Winding for 125 miles through the beautiful waterscapes of Maryland’s Eastern Shore, the Harriet Tubman Byway connects the only location in the world that preserved and interpreted the places where this tireless Underground Railroad (a secret network of people, places and routes, that provided shelter for escaping slaves) crusader was born, lived, labored and fled, as she brought hundreds of enslaved African Americans to freedom.
Likely America’s best story that anything is possible with perseverance, Harriet Tubman was the middle child of nine enslaved siblings, in a family struggling against great odds. Even though she had to overcome a severe disability and never learned to read or write, she became an expert hunter able to navigate through the most rugged terrain.
After she escaped to Philadelphia in 1849, Tubman returned to Maryland 13 times to guide her parents, brothers, and other family member and friends to freedom. During the Civil War, she was the first woman to lead an armed military raid in June 1863 and risked her life as a Union scout, spy, and nurse.
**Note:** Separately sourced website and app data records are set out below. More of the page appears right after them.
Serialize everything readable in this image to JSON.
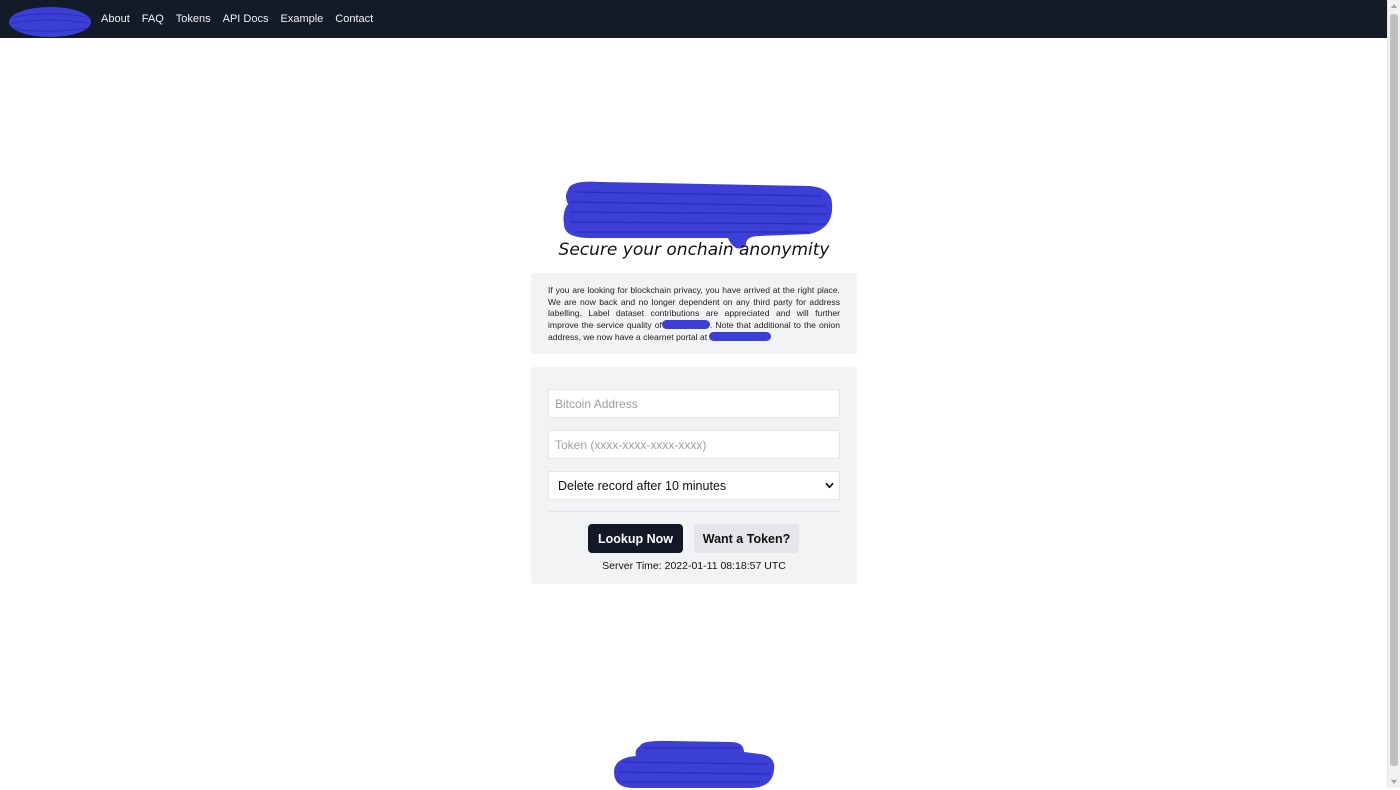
{
  "nav": {
    "links": [
      "About",
      "FAQ",
      "Tokens",
      "API Docs",
      "Example",
      "Contact"
    ]
  },
  "hero": {
    "tagline": "Secure your onchain anonymity"
  },
  "info": {
    "part1": "If you are looking for blockchain privacy, you have arrived at the right place. We are now back and no longer dependent on any third party for address labelling. Label dataset contributions are appreciated and will further improve the service quality of",
    "part2": ". Note that additional to the onion address, we now have a clearnet portal at"
  },
  "form": {
    "address_placeholder": "Bitcoin Address",
    "token_placeholder": "Token (xxxx-xxxx-xxxx-xxxx)",
    "delete_option": "Delete record after 10 minutes",
    "lookup_label": "Lookup Now",
    "want_token_label": "Want a Token?",
    "server_time": "Server Time: 2022-01-11 08:18:57 UTC"
  },
  "colors": {
    "navbar": "#131a28",
    "redaction": "#3c3fd6",
    "card": "#f2f3f5",
    "primary_button": "#121826"
  },
  "icons": {
    "select": "chevron-down-icon"
  }
}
After the War, she established a nursing home for African Americans on her property in Auburn, New York. Be sure to stop at the Harriet Tubman Underground Railroad Visitor Center, before venturing out to learn the powerful story of this great American.